Please note that I intend to avoid all discussion of politics and political ideology in this lesson. That being said – I, for one, am thankful that last year’s election cycle has concluded. The political ads have ceased, signs in the front yards have been taken down and the incessant election coverage by the media outlets has subsided.
Furthermore, the anxiety that my clients experienced during the election cycle has (somewhat) dissipated. I don’t think the readers of this blog will be surprised when I state that I shared conversations with MANY clients and retirement plan participants who intended to alter their long-term investment strategies in 4Q 2020 because of the presidential election. These individuals are of varying political affiliations and demographic associations; however, they all shared a similar attribute: fear of an impending crisis during or immediately following the presidential election. The turmoil that followed the election validated their fears (to some extent); however, the stock market did not plummet and the decision to shift to an ultra-conservative stance during 4Q 2020 proved to be unjustified.
The stock market surged by 10.9% in the TWO WEEKS immediately following the 2020 U. S. presidential election. The surge was not necessarily directly correlated to the election (Pfizer announced a resoundingly successful vaccine trial on November 9, 2020 and the stock market reacted very favorably to the news). Unfortunately, many investors did not participate in the rally because their fears about a short-term event (the election) informed their decisions about their long-term objectives (for instance, retirement).
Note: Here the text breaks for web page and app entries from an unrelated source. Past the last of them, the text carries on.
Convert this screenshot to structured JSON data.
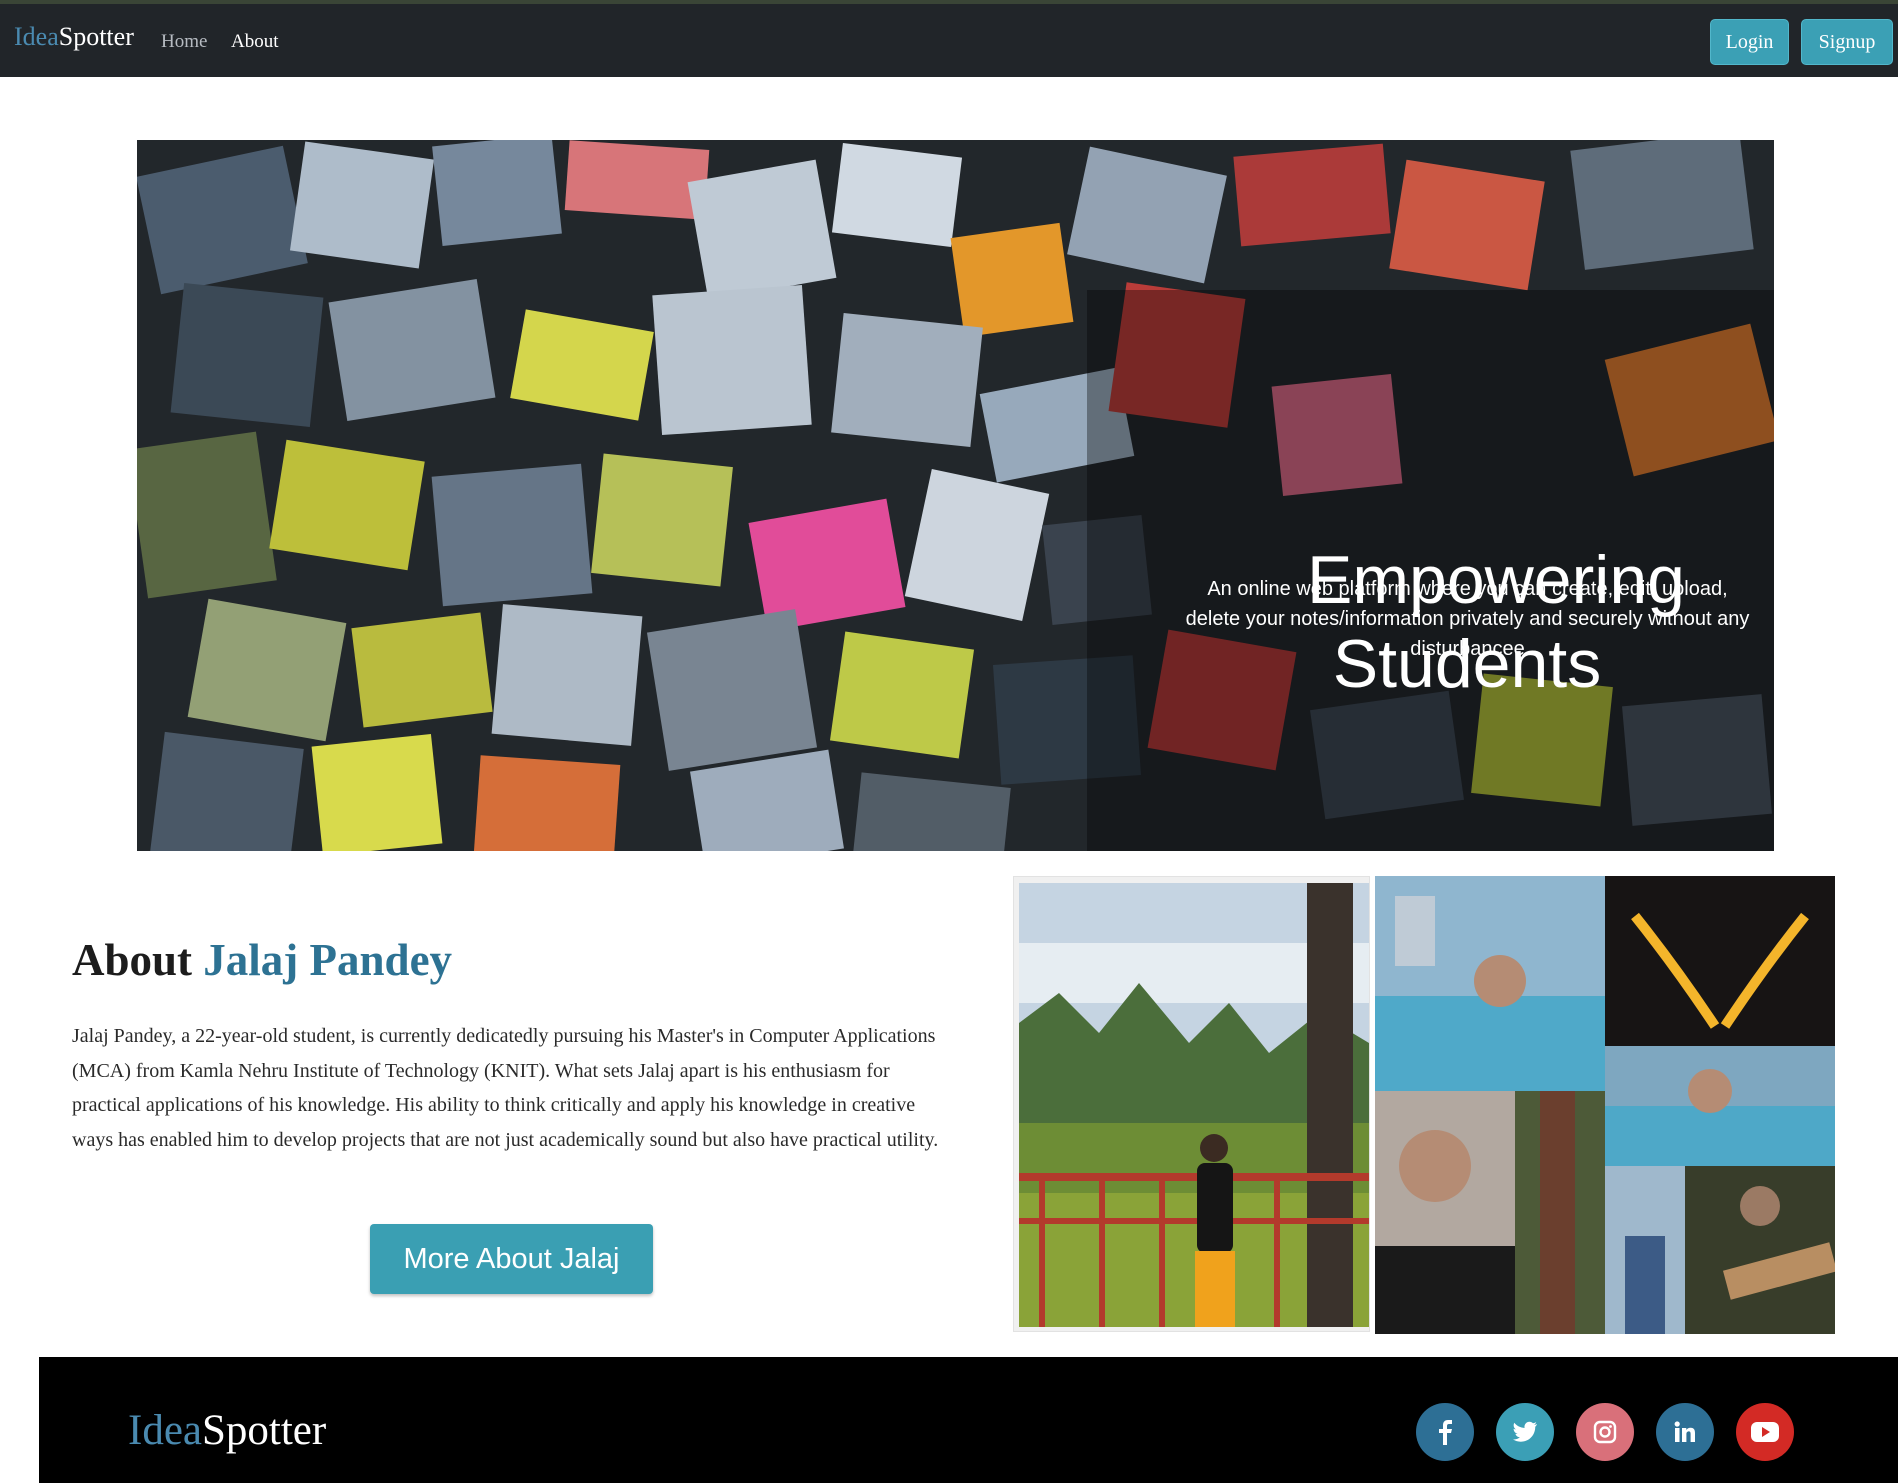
{
  "navbar": {
    "brand_part1": "Idea",
    "brand_part2": "Spotter",
    "links": [
      "Home",
      "About"
    ],
    "login_label": "Login",
    "signup_label": "Signup"
  },
  "hero": {
    "title_line1": "Empowering",
    "title_line2": "Students",
    "subtitle": "An online web platform where you can create, edit, upload, delete your notes/information privately and securely without any disturbancee"
  },
  "about": {
    "heading_prefix": "About",
    "heading_name": "Jalaj Pandey",
    "paragraph": "Jalaj Pandey, a 22-year-old student, is currently dedicatedly pursuing his Master's in Computer Applications (MCA) from Kamla Nehru Institute of Technology (KNIT). What sets Jalaj apart is his enthusiasm for practical applications of his knowledge. His ability to think critically and apply his knowledge in creative ways has enabled him to develop projects that are not just academically sound but also have practical utility.",
    "more_button": "More About Jalaj"
  },
  "footer": {
    "brand_part1": "Idea",
    "brand_part2": "Spotter",
    "social": [
      {
        "name": "facebook-icon",
        "glyph": "f",
        "color": "#2d6f95"
      },
      {
        "name": "twitter-icon",
        "glyph": "t",
        "color": "#3b9fb6"
      },
      {
        "name": "instagram-icon",
        "glyph": "◎",
        "color": "#d9707a"
      },
      {
        "name": "linkedin-icon",
        "glyph": "in",
        "color": "#2d6f95"
      },
      {
        "name": "youtube-icon",
        "glyph": "▶",
        "color": "#d32a25"
      }
    ]
  },
  "colors": {
    "navbar_bg": "#212529",
    "accent_blue": "#2d7293",
    "button_teal": "#3ba0b5",
    "footer_bg": "#000000"
  }
}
A similar behavior pattern occurred during the presidential election cycle in 2016. Investors were fearful of a market disruption on or around Election Day. Additional anxiety ensued after Donald Trump’s surprise upset of Hillary Clinton. Many investors took evasive action and exited the stock market following the 2016 election and the market responded with a significant rally (+21.8%) in 2017.
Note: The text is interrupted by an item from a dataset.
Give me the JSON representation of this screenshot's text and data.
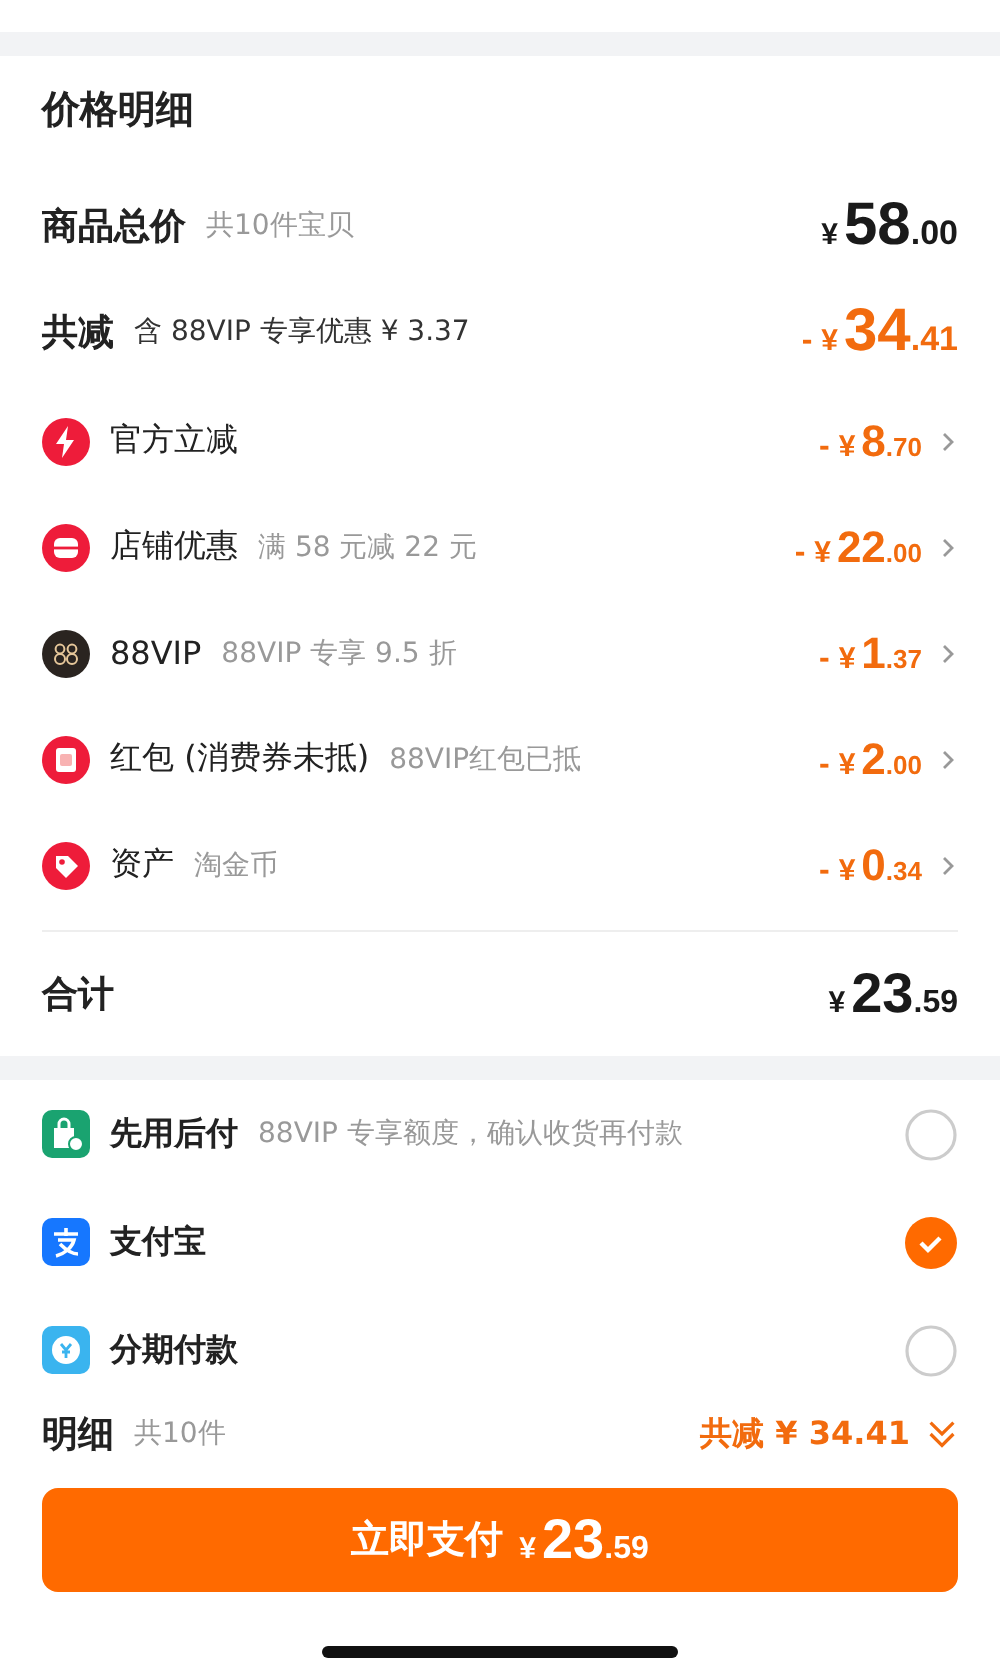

Please note that the lessons referenced above do not assert that negative events will never occur or should not be considered in your long-term financial plans. On the contrary: these lessons encourage us to ASSUME that disruptions will not only occur but are virtually inevitable. How we react (or in most instances DON’T react) to unknowable and uncontrollable experiences and events is a primary contributor to success of a financial plan.
That is not to say that you cannot exert any influence on the achievement of your financial planning objectives. Try to control the controllable elements of your plan:
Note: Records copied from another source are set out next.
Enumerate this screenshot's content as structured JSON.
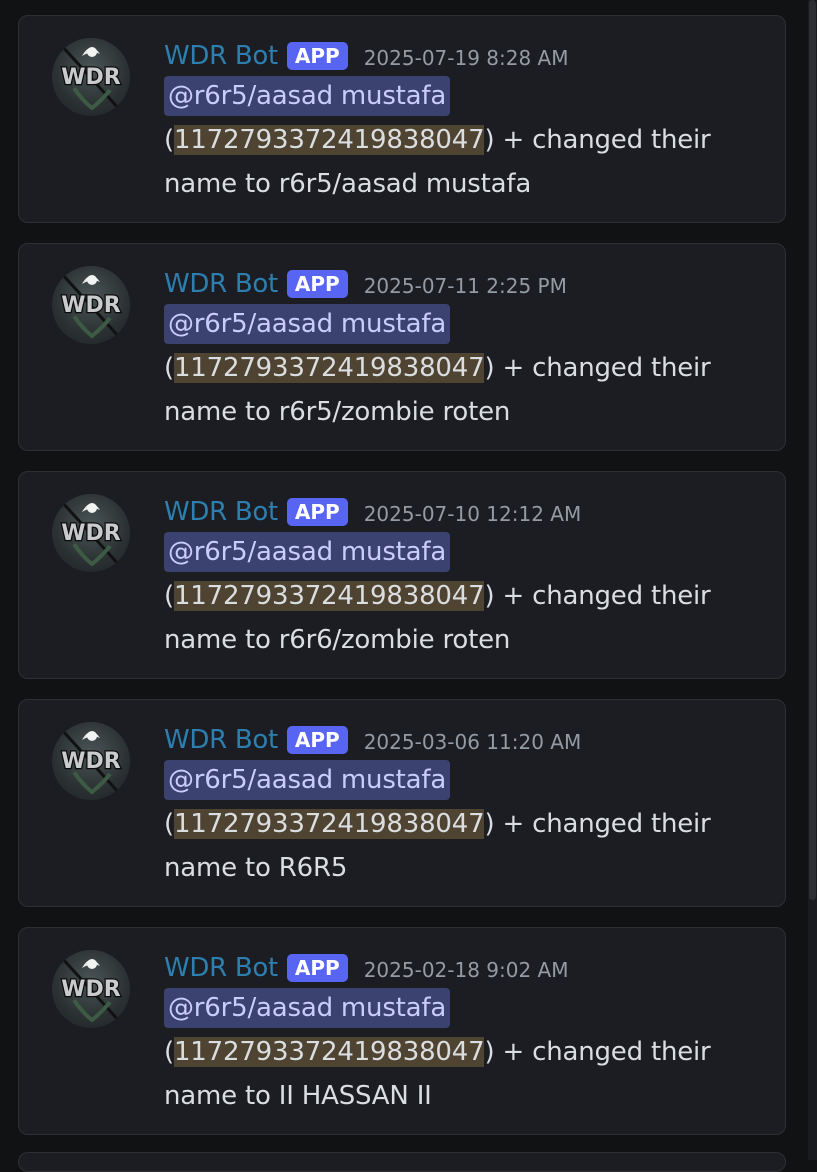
{
  "messages": [
    {
      "username": "WDR Bot",
      "badge": "APP",
      "timestamp": "2025-07-19 8:28 AM",
      "mention": "@r6r5/aasad mustafa",
      "id": "1172793372419838047",
      "text": ") + changed their name to r6r5/aasad mustafa",
      "avatar_text": "WDR"
    },
    {
      "username": "WDR Bot",
      "badge": "APP",
      "timestamp": "2025-07-11 2:25 PM",
      "mention": "@r6r5/aasad mustafa",
      "id": "1172793372419838047",
      "text": ") + changed their name to r6r5/zombie roten",
      "avatar_text": "WDR"
    },
    {
      "username": "WDR Bot",
      "badge": "APP",
      "timestamp": "2025-07-10 12:12 AM",
      "mention": "@r6r5/aasad mustafa",
      "id": "1172793372419838047",
      "text": ") + changed their name to r6r6/zombie roten",
      "avatar_text": "WDR"
    },
    {
      "username": "WDR Bot",
      "badge": "APP",
      "timestamp": "2025-03-06 11:20 AM",
      "mention": "@r6r5/aasad mustafa",
      "id": "1172793372419838047",
      "text": ") + changed their name to R6R5",
      "avatar_text": "WDR"
    },
    {
      "username": "WDR Bot",
      "badge": "APP",
      "timestamp": "2025-02-18 9:02 AM",
      "mention": "@r6r5/aasad mustafa",
      "id": "1172793372419838047",
      "text": ") + changed their name to II HASSAN II",
      "avatar_text": "WDR"
    }
  ],
  "paren_open": "(",
  "colors": {
    "username": "#2d7fb0",
    "badge_bg": "#5865f2",
    "mention_bg": "#3c4270",
    "id_highlight": "#4f4431",
    "card_bg": "#1c1d22",
    "page_bg": "#111214"
  }
}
- Establish healthy behavioral finance habits like operating a functioning budget, avoiding excessive debt and actively participating in the financial planning process.
- Partner with a professional advisor to help you navigate decisions that would otherwise be governed by emotions and reactionism.
- Avoid allowing the media (especially social media) to inform your decision-making process.
- Establish a written financial plan to add structure to your objectives.
- Carefully examine the costs, risks and taxation associated with the portfolio of investments that you rely upon to achieve your objectives.
2020 ambushed us and most people are glad to have turned the calendar to 2021. Let us at least benefit from the lessons that were learned from last year’s struggles.
If you have questions or want to speak to an advisor please contact us at firstname.lastname@example.org or 614-717-9705.